- **Action item**
Write only the number of lines below in which "collapse" occurs.

(Data about app and page elements)
+-------+

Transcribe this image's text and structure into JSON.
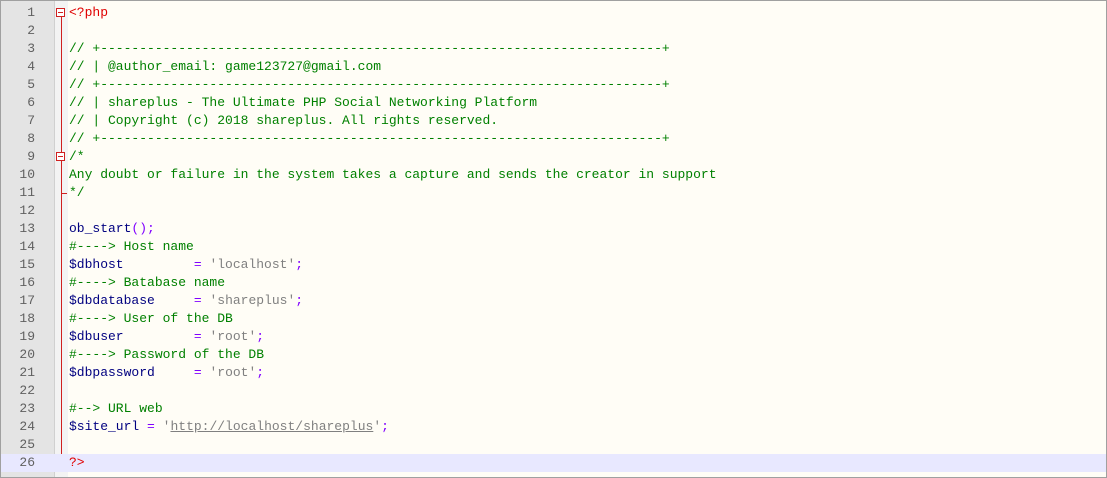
{
  "editor": {
    "lines": [
      {
        "n": "1",
        "t": [
          {
            "c": "phpdelim",
            "v": "<?php"
          }
        ]
      },
      {
        "n": "2",
        "t": []
      },
      {
        "n": "3",
        "t": [
          {
            "c": "comment",
            "v": "// +------------------------------------------------------------------------+"
          }
        ]
      },
      {
        "n": "4",
        "t": [
          {
            "c": "comment",
            "v": "// | @author_email: game123727@gmail.com"
          }
        ]
      },
      {
        "n": "5",
        "t": [
          {
            "c": "comment",
            "v": "// +------------------------------------------------------------------------+"
          }
        ]
      },
      {
        "n": "6",
        "t": [
          {
            "c": "comment",
            "v": "// | shareplus - The Ultimate PHP Social Networking Platform"
          }
        ]
      },
      {
        "n": "7",
        "t": [
          {
            "c": "comment",
            "v": "// | Copyright (c) 2018 shareplus. All rights reserved."
          }
        ]
      },
      {
        "n": "8",
        "t": [
          {
            "c": "comment",
            "v": "// +------------------------------------------------------------------------+"
          }
        ]
      },
      {
        "n": "9",
        "t": [
          {
            "c": "comment",
            "v": "/*"
          }
        ]
      },
      {
        "n": "10",
        "t": [
          {
            "c": "comment",
            "v": "Any doubt or failure in the system takes a capture and sends the creator in support"
          }
        ]
      },
      {
        "n": "11",
        "t": [
          {
            "c": "comment",
            "v": "*/"
          }
        ]
      },
      {
        "n": "12",
        "t": []
      },
      {
        "n": "13",
        "t": [
          {
            "c": "func",
            "v": "ob_start"
          },
          {
            "c": "op",
            "v": "();"
          }
        ]
      },
      {
        "n": "14",
        "t": [
          {
            "c": "comment",
            "v": "#----> Host name"
          }
        ]
      },
      {
        "n": "15",
        "t": [
          {
            "c": "var",
            "v": "$dbhost"
          },
          {
            "c": "",
            "v": "         "
          },
          {
            "c": "op",
            "v": "="
          },
          {
            "c": "",
            "v": " "
          },
          {
            "c": "str",
            "v": "'localhost'"
          },
          {
            "c": "op",
            "v": ";"
          }
        ]
      },
      {
        "n": "16",
        "t": [
          {
            "c": "comment",
            "v": "#----> Batabase name"
          }
        ]
      },
      {
        "n": "17",
        "t": [
          {
            "c": "var",
            "v": "$dbdatabase"
          },
          {
            "c": "",
            "v": "     "
          },
          {
            "c": "op",
            "v": "="
          },
          {
            "c": "",
            "v": " "
          },
          {
            "c": "str",
            "v": "'shareplus'"
          },
          {
            "c": "op",
            "v": ";"
          }
        ]
      },
      {
        "n": "18",
        "t": [
          {
            "c": "comment",
            "v": "#----> User of the DB"
          }
        ]
      },
      {
        "n": "19",
        "t": [
          {
            "c": "var",
            "v": "$dbuser"
          },
          {
            "c": "",
            "v": "         "
          },
          {
            "c": "op",
            "v": "="
          },
          {
            "c": "",
            "v": " "
          },
          {
            "c": "str",
            "v": "'root'"
          },
          {
            "c": "op",
            "v": ";"
          }
        ]
      },
      {
        "n": "20",
        "t": [
          {
            "c": "comment",
            "v": "#----> Password of the DB"
          }
        ]
      },
      {
        "n": "21",
        "t": [
          {
            "c": "var",
            "v": "$dbpassword"
          },
          {
            "c": "",
            "v": "     "
          },
          {
            "c": "op",
            "v": "="
          },
          {
            "c": "",
            "v": " "
          },
          {
            "c": "str",
            "v": "'root'"
          },
          {
            "c": "op",
            "v": ";"
          }
        ]
      },
      {
        "n": "22",
        "t": []
      },
      {
        "n": "23",
        "t": [
          {
            "c": "comment",
            "v": "#--> URL web"
          }
        ]
      },
      {
        "n": "24",
        "t": [
          {
            "c": "var",
            "v": "$site_url"
          },
          {
            "c": "",
            "v": " "
          },
          {
            "c": "op",
            "v": "="
          },
          {
            "c": "",
            "v": " "
          },
          {
            "c": "str",
            "v": "'"
          },
          {
            "c": "url",
            "v": "http://localhost/shareplus"
          },
          {
            "c": "str",
            "v": "'"
          },
          {
            "c": "op",
            "v": ";"
          }
        ]
      },
      {
        "n": "25",
        "t": []
      },
      {
        "n": "26",
        "t": [
          {
            "c": "phpdelim",
            "v": "?>"
          }
        ],
        "current": true
      }
    ]
  },
  "colors": {
    "comment": "#008000",
    "php_delimiter": "#e00000",
    "variable": "#000080",
    "operator": "#8000ff",
    "string": "#808080",
    "current_line": "#e8e8ff",
    "fold_marker": "#d02020"
  },
  "icons": {
    "fold_markers": [
      "fold-collapse-icon",
      "fold-collapse-icon"
    ]
  }
}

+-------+

- **Response below**
2